    The title of this winner of Theatre 503’s 2023 International Playwriting Award by Roxy Cook may seem like the set-up to a joke, but the narrative that unspools is instead an affectionate, gently barbed and at base quite sobering portrait of three ordinary souls (and one restless feline) adrift in modern Moscow. There is much affable, satirical back-and-forth commentary on the accepted myths & stereotypes of the Russian spirit & soul. Beset by the indignities of age, opportunism, graft, fatigue, the characters orbit one another, doomed to play out their roles in an unjust, predatory and saturnine universe. The play opens … More A WOMAN WALKS INTO A BANK – REVIEW – THEATRE503

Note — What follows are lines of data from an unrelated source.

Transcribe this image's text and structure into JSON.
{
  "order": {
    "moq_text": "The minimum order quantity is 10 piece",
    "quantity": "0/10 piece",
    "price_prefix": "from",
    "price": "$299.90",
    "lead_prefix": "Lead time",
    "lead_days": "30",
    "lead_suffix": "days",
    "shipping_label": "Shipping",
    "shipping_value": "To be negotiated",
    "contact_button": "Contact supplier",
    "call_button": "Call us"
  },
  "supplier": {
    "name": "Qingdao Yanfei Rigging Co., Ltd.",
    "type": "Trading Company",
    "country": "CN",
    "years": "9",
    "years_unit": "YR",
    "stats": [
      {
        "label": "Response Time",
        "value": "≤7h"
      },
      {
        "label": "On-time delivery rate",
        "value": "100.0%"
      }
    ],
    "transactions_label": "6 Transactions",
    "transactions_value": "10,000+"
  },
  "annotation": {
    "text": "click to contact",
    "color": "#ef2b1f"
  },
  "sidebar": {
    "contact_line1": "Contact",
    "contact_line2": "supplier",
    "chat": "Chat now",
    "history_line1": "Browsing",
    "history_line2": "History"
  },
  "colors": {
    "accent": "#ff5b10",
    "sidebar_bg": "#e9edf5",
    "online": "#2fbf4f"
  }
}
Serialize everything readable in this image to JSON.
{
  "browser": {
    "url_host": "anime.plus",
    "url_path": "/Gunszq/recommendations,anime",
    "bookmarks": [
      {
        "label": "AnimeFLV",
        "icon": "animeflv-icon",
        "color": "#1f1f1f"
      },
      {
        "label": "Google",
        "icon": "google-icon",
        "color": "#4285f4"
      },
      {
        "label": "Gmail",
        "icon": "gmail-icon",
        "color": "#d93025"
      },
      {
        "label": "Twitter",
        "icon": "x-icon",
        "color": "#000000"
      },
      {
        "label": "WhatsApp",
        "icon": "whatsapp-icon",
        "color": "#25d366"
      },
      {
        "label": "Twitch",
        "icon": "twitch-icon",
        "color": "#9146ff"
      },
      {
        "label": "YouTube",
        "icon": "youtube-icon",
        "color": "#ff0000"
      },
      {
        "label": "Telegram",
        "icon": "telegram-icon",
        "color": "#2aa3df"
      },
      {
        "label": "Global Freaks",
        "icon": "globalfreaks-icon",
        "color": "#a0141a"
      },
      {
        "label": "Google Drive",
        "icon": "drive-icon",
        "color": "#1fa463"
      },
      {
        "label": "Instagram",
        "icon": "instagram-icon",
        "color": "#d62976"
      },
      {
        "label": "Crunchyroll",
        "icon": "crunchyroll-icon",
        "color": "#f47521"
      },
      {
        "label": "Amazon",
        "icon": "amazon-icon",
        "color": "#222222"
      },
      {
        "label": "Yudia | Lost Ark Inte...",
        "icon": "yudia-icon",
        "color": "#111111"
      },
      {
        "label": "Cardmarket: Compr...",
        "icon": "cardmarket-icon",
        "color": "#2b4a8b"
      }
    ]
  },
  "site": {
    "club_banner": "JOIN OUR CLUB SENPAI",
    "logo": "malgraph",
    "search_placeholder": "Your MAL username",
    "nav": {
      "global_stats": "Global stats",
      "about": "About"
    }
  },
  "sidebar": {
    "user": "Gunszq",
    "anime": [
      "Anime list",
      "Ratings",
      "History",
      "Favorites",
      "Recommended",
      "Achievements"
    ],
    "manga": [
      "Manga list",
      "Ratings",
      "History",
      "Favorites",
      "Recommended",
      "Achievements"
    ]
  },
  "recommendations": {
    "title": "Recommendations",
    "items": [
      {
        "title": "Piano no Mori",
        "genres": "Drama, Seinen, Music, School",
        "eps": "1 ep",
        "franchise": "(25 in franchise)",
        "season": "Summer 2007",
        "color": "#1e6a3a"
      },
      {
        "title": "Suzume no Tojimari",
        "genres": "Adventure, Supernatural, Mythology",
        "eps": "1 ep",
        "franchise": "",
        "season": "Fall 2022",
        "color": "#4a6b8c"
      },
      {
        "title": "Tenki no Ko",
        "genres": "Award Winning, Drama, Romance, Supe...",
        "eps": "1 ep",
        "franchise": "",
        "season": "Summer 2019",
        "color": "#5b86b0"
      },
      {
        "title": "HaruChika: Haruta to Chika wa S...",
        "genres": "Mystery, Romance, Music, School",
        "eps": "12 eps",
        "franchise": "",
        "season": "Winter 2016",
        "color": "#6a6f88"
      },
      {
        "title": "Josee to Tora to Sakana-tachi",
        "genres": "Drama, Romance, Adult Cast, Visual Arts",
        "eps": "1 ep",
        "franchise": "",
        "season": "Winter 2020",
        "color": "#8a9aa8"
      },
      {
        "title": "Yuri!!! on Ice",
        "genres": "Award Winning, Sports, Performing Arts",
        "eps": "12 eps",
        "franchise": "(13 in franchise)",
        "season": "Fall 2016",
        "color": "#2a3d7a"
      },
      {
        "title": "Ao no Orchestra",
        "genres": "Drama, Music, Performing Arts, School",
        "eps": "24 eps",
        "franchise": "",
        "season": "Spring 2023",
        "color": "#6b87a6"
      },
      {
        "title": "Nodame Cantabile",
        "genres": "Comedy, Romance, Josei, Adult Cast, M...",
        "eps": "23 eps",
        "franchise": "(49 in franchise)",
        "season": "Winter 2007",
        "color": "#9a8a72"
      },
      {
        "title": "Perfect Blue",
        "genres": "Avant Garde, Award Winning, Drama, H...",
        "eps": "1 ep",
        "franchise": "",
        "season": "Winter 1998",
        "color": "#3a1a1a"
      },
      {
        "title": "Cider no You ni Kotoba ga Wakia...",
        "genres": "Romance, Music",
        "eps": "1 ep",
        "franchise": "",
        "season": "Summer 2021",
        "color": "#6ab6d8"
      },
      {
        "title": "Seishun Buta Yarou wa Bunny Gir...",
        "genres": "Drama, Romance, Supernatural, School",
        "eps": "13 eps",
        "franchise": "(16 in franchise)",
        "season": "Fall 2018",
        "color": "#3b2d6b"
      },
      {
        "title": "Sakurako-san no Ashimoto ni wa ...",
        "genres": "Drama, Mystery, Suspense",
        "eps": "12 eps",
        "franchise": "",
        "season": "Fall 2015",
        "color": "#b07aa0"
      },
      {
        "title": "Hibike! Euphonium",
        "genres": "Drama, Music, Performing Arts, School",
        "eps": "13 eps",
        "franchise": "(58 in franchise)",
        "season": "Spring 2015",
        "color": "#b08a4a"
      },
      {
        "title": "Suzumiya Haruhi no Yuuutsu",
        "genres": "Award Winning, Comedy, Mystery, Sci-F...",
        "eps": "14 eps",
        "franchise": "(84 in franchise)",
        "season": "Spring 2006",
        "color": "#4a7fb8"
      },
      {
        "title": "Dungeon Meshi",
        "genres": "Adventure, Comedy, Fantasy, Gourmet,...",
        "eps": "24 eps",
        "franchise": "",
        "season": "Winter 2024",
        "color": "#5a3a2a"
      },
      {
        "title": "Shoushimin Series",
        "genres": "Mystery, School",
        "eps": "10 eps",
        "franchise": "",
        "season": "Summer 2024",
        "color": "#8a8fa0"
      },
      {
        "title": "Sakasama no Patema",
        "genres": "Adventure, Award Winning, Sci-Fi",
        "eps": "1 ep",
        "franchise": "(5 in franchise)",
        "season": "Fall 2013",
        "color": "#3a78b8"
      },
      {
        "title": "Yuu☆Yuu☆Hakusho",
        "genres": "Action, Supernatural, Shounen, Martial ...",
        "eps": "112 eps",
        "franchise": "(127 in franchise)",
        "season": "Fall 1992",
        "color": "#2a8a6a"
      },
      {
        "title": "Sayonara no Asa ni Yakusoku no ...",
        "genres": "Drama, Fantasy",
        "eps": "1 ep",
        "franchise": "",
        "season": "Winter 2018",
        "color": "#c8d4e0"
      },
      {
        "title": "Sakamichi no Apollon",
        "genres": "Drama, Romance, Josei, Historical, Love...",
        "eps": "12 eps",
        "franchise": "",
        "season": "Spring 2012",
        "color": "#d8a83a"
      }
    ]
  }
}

    Peter Pan Goes Wrong first premiered in London at the Pleasance Theatre in 2013, and earlier this year the show made its Broadway debut. Now the production is back in the West End for the Christmas season. Following on from The Play That Goes Wrong, in this production, J.M. Barrie’s Peter Pan is staged by the fictitious Cornley Polytechnic Drama Society and goes awry, disastrously so. The meta-comedy is filled with slapstick comedy, sometimes the humour may be predictable and silly, but it’s universally funny throughout – there is something for everyone here, and the laughs come thick and fast … More PETER PAN GOES WRONG – REVIEW – LYRIC THEATRE
    Drawing heavily from the classic canon of the British supernatural, HighTide’s trio of contemporary Gothic narratives uses traditional storytelling formats to address contemporary themes. Directed by Elayce Ismail, reverent musical interludes accompany tales of apparitions and nighttime conjurings that speak of women from the East of England. Unfortunately, the effect is less chilling and more lightweight, with conventional structures, predictable plot twists and an over-reliance on external forces to drive narrative shoring up some of the less relatable aspects of the genre. Nicola Werenowska’s The Beach House, perhaps the cleanest of the three tales, tells of a mother and daughter’s … More GHOST STORIES BY CANDLELIGHT – REVIEW – SAM WANAMAKER PLAYHOUSE

2 Star Review 3 Star Review 4 Star Review 5 Star Review 2022 2023 Adaptation Cast Announcement Comedy Dance Edinburgh Fringe Edinburgh Fringe Interviews Fringe Interviews LGBTQIA+ Manchester Musical News New Wimbledon Theatre Off West End Park Theatre Play Review Revival Shakespeare Show Announcement Southwark Playhouse Touring Production VAULT Festival West End


Leave a Reply